You might quickly discover that September’s issue of BOTM doesn’t quite follow the traditional formula or, to some extent, even perpetually support the band it’s setting out to recommend. Why? Well, to be quite blunt about it, Esben and the Witch hasn’t always been a band I’ve been completely sold on.
When they mounted their first foray on consumers outside their coastal home of Brighton, one got the impression EATW were having certain difficulties maintaining followers for all but transitory periods. They’d show up in a couple of alternative magazines, or on semi-fashionable blogs, for brief stints at a time, only to have the cloth pulled up from underneath before the epidemic could gain any momentum.

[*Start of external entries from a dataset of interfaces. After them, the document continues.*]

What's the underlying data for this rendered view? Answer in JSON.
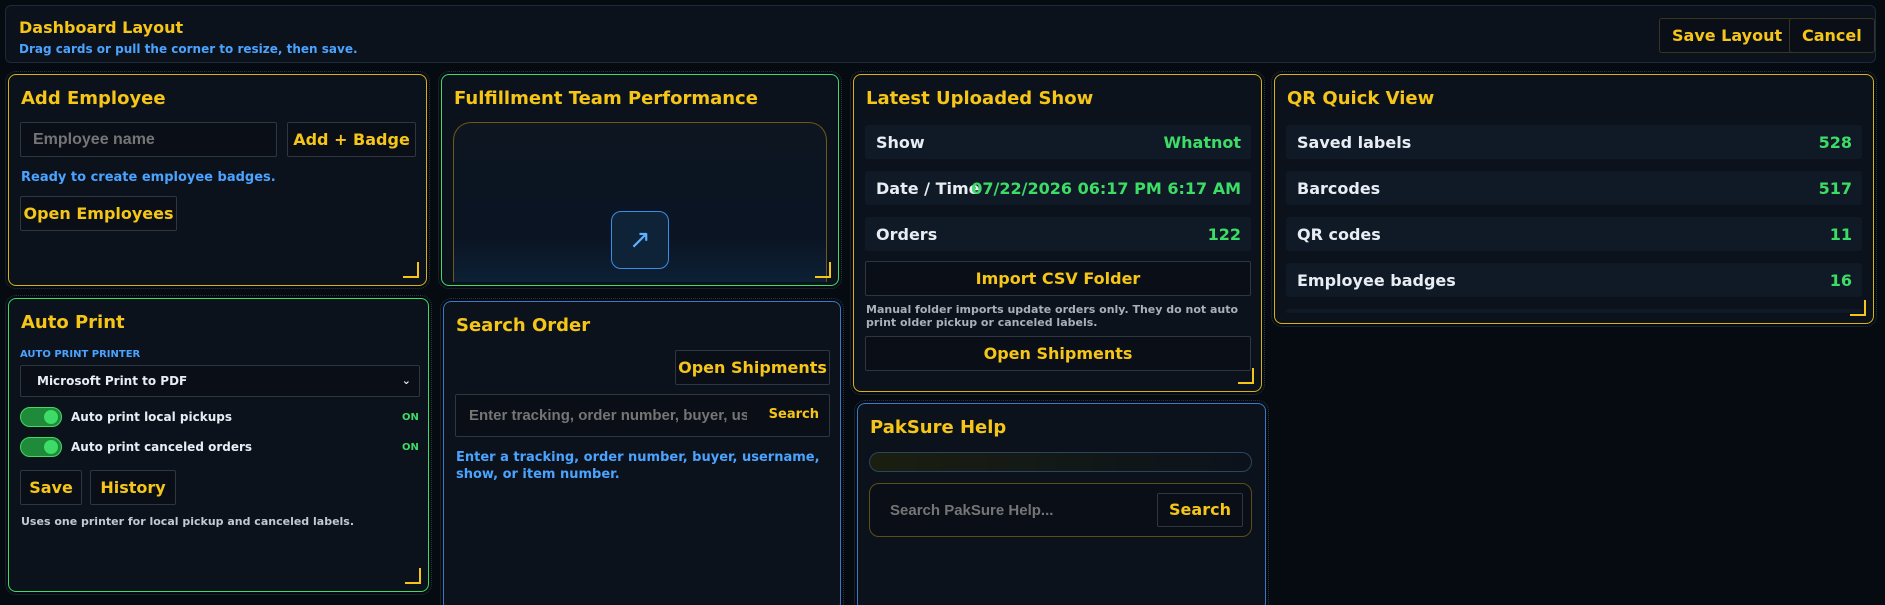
{
  "header": {
    "title": "Dashboard Layout",
    "subtitle": "Drag cards or pull the corner to resize, then save.",
    "save_label": "Save Layout",
    "cancel_label": "Cancel"
  },
  "add_employee": {
    "title": "Add Employee",
    "name_placeholder": "Employee name",
    "add_badge_label": "Add + Badge",
    "status": "Ready to create employee badges.",
    "open_label": "Open Employees"
  },
  "fulfillment": {
    "title": "Fulfillment Team Performance",
    "expand_icon": "↗"
  },
  "latest_show": {
    "title": "Latest Uploaded Show",
    "rows": [
      {
        "label": "Show",
        "value": "Whatnot"
      },
      {
        "label": "Date / Time",
        "value": "07/22/2026 06:17 PM 6:17 AM"
      },
      {
        "label": "Orders",
        "value": "122"
      }
    ],
    "import_label": "Import CSV Folder",
    "note": "Manual folder imports update orders only. They do not auto print older pickup or canceled labels.",
    "open_label": "Open Shipments"
  },
  "qr_view": {
    "title": "QR Quick View",
    "rows": [
      {
        "label": "Saved labels",
        "value": "528"
      },
      {
        "label": "Barcodes",
        "value": "517"
      },
      {
        "label": "QR codes",
        "value": "11"
      },
      {
        "label": "Employee badges",
        "value": "16"
      }
    ]
  },
  "auto_print": {
    "title": "Auto Print",
    "printer_label": "AUTO PRINT PRINTER",
    "printer_value": "Microsoft Print to PDF",
    "toggles": [
      {
        "label": "Auto print local pickups",
        "state": "ON"
      },
      {
        "label": "Auto print canceled orders",
        "state": "ON"
      }
    ],
    "save_label": "Save",
    "history_label": "History",
    "note": "Uses one printer for local pickup and canceled labels."
  },
  "search_order": {
    "title": "Search Order",
    "open_label": "Open Shipments",
    "placeholder": "Enter tracking, order number, buyer, username, show, or item number",
    "search_label": "Search",
    "hint": "Enter a tracking, order number, buyer, username, show, or item number."
  },
  "help": {
    "title": "PakSure Help",
    "placeholder": "Search PakSure Help...",
    "search_label": "Search"
  },
  "colors": {
    "accent_yellow": "#f5c518",
    "accent_blue": "#4aa3ff",
    "accent_green": "#3ddc67",
    "background": "#060b12"
  }
}
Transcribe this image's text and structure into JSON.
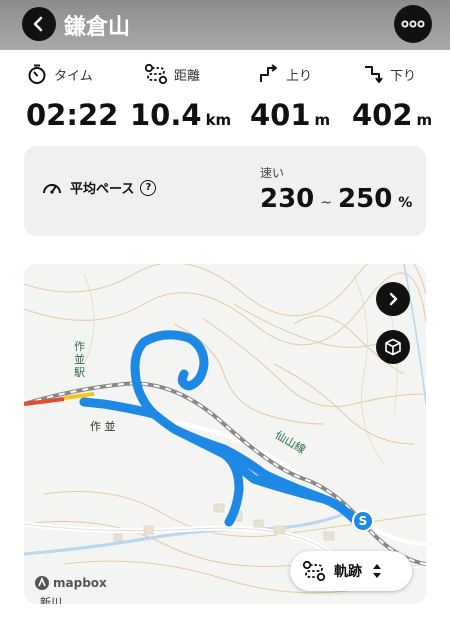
{
  "header": {
    "title": "鎌倉山"
  },
  "stats": {
    "time": {
      "label": "タイム",
      "value": "02:22",
      "unit": ""
    },
    "distance": {
      "label": "距離",
      "value": "10.4",
      "unit": "km"
    },
    "ascent": {
      "label": "上り",
      "value": "401",
      "unit": "m"
    },
    "descent": {
      "label": "下り",
      "value": "402",
      "unit": "m"
    }
  },
  "pace": {
    "label": "平均ペース",
    "speed_label": "速い",
    "range_low": "230",
    "range_sep": "~",
    "range_high": "250",
    "unit": "%"
  },
  "map": {
    "labels": {
      "station_1": "作",
      "station_2": "並",
      "station_3": "駅",
      "area": "作 並",
      "line": "仙山線",
      "river": "新川"
    },
    "logo": "mapbox",
    "track_label": "軌跡",
    "route_color": "#1e88e5",
    "marker_letter": "S"
  }
}
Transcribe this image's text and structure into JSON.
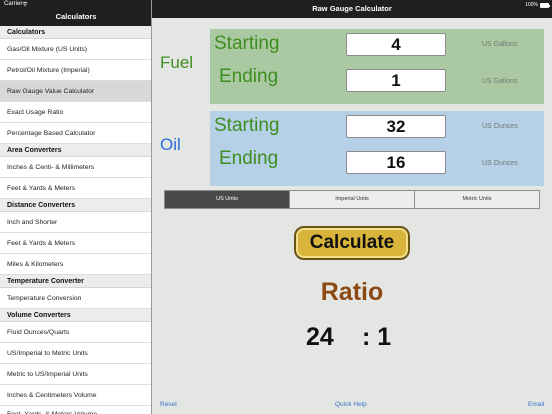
{
  "status": {
    "carrier": "Carrier",
    "battery_percent": "100%",
    "battery_level": 1.0
  },
  "sidebar": {
    "title": "Calculators",
    "sections": [
      {
        "header": "Calculators",
        "items": [
          {
            "label": "Gas/Oil Mixture (US Units)",
            "selected": false
          },
          {
            "label": "Petrol/Oil Mixture (Imperial)",
            "selected": false
          },
          {
            "label": "Raw Gauge Value Calculator",
            "selected": true
          },
          {
            "label": "Exact Usage Ratio",
            "selected": false
          },
          {
            "label": "Percentage Based Calculator",
            "selected": false
          }
        ]
      },
      {
        "header": "Area Converters",
        "items": [
          {
            "label": "Inches & Centi- & Millimeters",
            "selected": false
          },
          {
            "label": "Feet & Yards & Meters",
            "selected": false
          }
        ]
      },
      {
        "header": "Distance Converters",
        "items": [
          {
            "label": "Inch and Shorter",
            "selected": false
          },
          {
            "label": "Feet & Yards & Meters",
            "selected": false
          },
          {
            "label": "Miles & Kilometers",
            "selected": false
          }
        ]
      },
      {
        "header": "Temperature Converter",
        "items": [
          {
            "label": "Temperature Conversion",
            "selected": false
          }
        ]
      },
      {
        "header": "Volume Converters",
        "items": [
          {
            "label": "Fluid Ounces/Quarts",
            "selected": false
          },
          {
            "label": "US/Imperial to Metric Units",
            "selected": false
          },
          {
            "label": "Metric to US/Imperial Units",
            "selected": false
          },
          {
            "label": "Inches & Centimeters Volume",
            "selected": false
          },
          {
            "label": "Feet, Yards, & Meters Volume",
            "selected": false
          }
        ]
      }
    ]
  },
  "main": {
    "title": "Raw Gauge Calculator",
    "fuel": {
      "label": "Fuel",
      "starting_label": "Starting",
      "starting_value": "4",
      "ending_label": "Ending",
      "ending_value": "1",
      "unit": "US Gallons"
    },
    "oil": {
      "label": "Oil",
      "starting_label": "Starting",
      "starting_value": "32",
      "ending_label": "Ending",
      "ending_value": "16",
      "unit": "US Ounces"
    },
    "units_tabs": [
      {
        "label": "US Units",
        "active": true
      },
      {
        "label": "Imperial Units",
        "active": false
      },
      {
        "label": "Metric Units",
        "active": false
      }
    ],
    "calculate_label": "Calculate",
    "ratio_label": "Ratio",
    "ratio_left": "24",
    "ratio_right": ": 1"
  },
  "bottom_bar": {
    "reset": "Reset",
    "help": "Quick Help",
    "email": "Email"
  },
  "colors": {
    "fuel_green": "#3e8f1f",
    "oil_blue": "#2a6edc",
    "fuel_panel": "#aac9a2",
    "oil_panel": "#b6d0e8",
    "calculate_gold": "#d8b43a",
    "ratio_brown": "#8c4a12",
    "link_blue": "#3b73c9"
  }
}
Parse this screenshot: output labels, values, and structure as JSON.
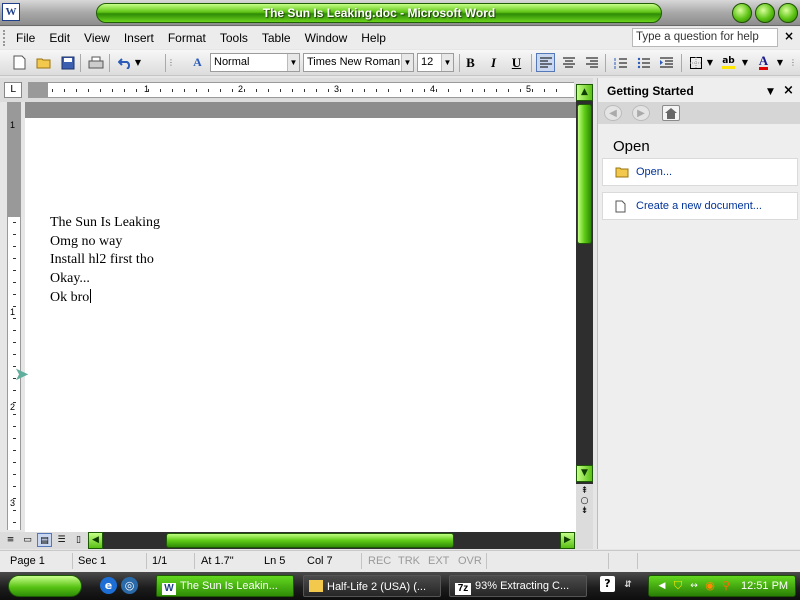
{
  "window": {
    "title": "The Sun Is Leaking.doc - Microsoft Word",
    "app_icon": "W"
  },
  "menu": {
    "items": [
      "File",
      "Edit",
      "View",
      "Insert",
      "Format",
      "Tools",
      "Table",
      "Window",
      "Help"
    ],
    "help_placeholder": "Type a question for help",
    "help_close": "×"
  },
  "toolbar": {
    "style": "Normal",
    "font": "Times New Roman",
    "size": "12",
    "bold": "B",
    "italic": "I",
    "underline": "U",
    "style_icon_text": "A",
    "highlight_text": "ab"
  },
  "ruler": {
    "numbers": [
      "1",
      "2",
      "3",
      "4",
      "5"
    ],
    "vnumbers": [
      "1",
      "1",
      "2",
      "3"
    ],
    "tab_marker": "L"
  },
  "document": {
    "lines": [
      "The Sun Is Leaking",
      "Omg no way",
      "Install hl2 first tho",
      "Okay...",
      "Ok bro"
    ]
  },
  "task_pane": {
    "title": "Getting Started",
    "section": "Open",
    "links": [
      "Open...",
      "Create a new document..."
    ]
  },
  "status": {
    "page": "Page  1",
    "sec": "Sec  1",
    "pages": "1/1",
    "at": "At  1.7\"",
    "ln": "Ln  5",
    "col": "Col  7",
    "rec": "REC",
    "trk": "TRK",
    "ext": "EXT",
    "ovr": "OVR"
  },
  "taskbar": {
    "tasks": [
      "The Sun Is Leakin...",
      "Half-Life 2 (USA) (...",
      "93% Extracting C..."
    ],
    "task_icons": [
      "W",
      "",
      "7z"
    ],
    "clock": "12:51 PM",
    "help_icon": "?"
  },
  "colors": {
    "accent_green": "#5fc514",
    "link_blue": "#003399"
  },
  "icons": [
    "new-doc-icon",
    "open-folder-icon",
    "save-icon",
    "print-icon",
    "undo-icon",
    "styles-icon",
    "bullets-icon",
    "numbering-icon",
    "indent-icon",
    "border-icon",
    "highlight-icon",
    "font-color-icon",
    "home-icon",
    "ie-icon",
    "shield-icon",
    "search-icon"
  ]
}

In retrospect it’s obvious to see the band’s major external flaw; in 2010 NME was still surprisingly the lead curator for new alternative music in the UK, and the vastly young audience at the time would have had little interest in jumping aboard a sonic vessel (quite aptly) labelled “nightmare pop”. Of course times have altered slightly since then with bands like Savages and Iceage receiving due exposure, but four years ago NME were suspiciously hell bent on creating a uniform revolt on good taste, more so than we’ve come to expect today – it pains me to think a nation of now twenty-something’s still recoil shamefully at the memory of ‘Let’s Go Surfing’ once having extreme and uninvited influence on their lives.
In addition, however, the music Esben was toying with back then wasn’t exactly a spectacle to write home about. The first two albums, while showcasing a formidable backbone of influences in The Cure, Bauhaus and PJ Harvey, suffered in their reluctance to execute any bravery of their own. Though whilst Wash The Sins Not Only The Face could have potentially been viewed as a more uncompromising effort following Violet Cries, its bizarre insistence to asphyxiate better song writing amid oceans of heavy-handed reverb – at least in my mind – hinted toward something more timid. Unsurprisingly the music world took note and was rarely more forgiving.
However this year marked a push in the right direction for Esben and the Witch. After separating with their major the band were stranded short on cash, and so, in a bid to raise funds for a third full-length, they teamed up with close friends Thought Forms and Invada Records to put out a split.
Whilst Thought Forms’ four submissions each proved exceptional in their own right, critics were particularly drawn to Esben’s efforts. From the go ‘No Dog’ recast the band as an all new aggressive and industrious force, wasting no time in pitching gloomy, shoegazing guitars beside a rhythm section so brutally self-assured it seemed momentarily acceptable to double-check the credits. For a band who had previously struggled to assemble music with any lasting conviction, the statement of intent for things to come was now exceptionally vivid.
Following the EP’s rave reviews, Esben and the Witch has subsequently gone on to record A New Nature throughout this year, enlisting Steve Albini as producer. One would only hope Albini’s militaristic, no-nonsense approach does well to keep them sailing on the right side of forever tempting, murkier waters.
A New Nature is out now via Nostromo Records.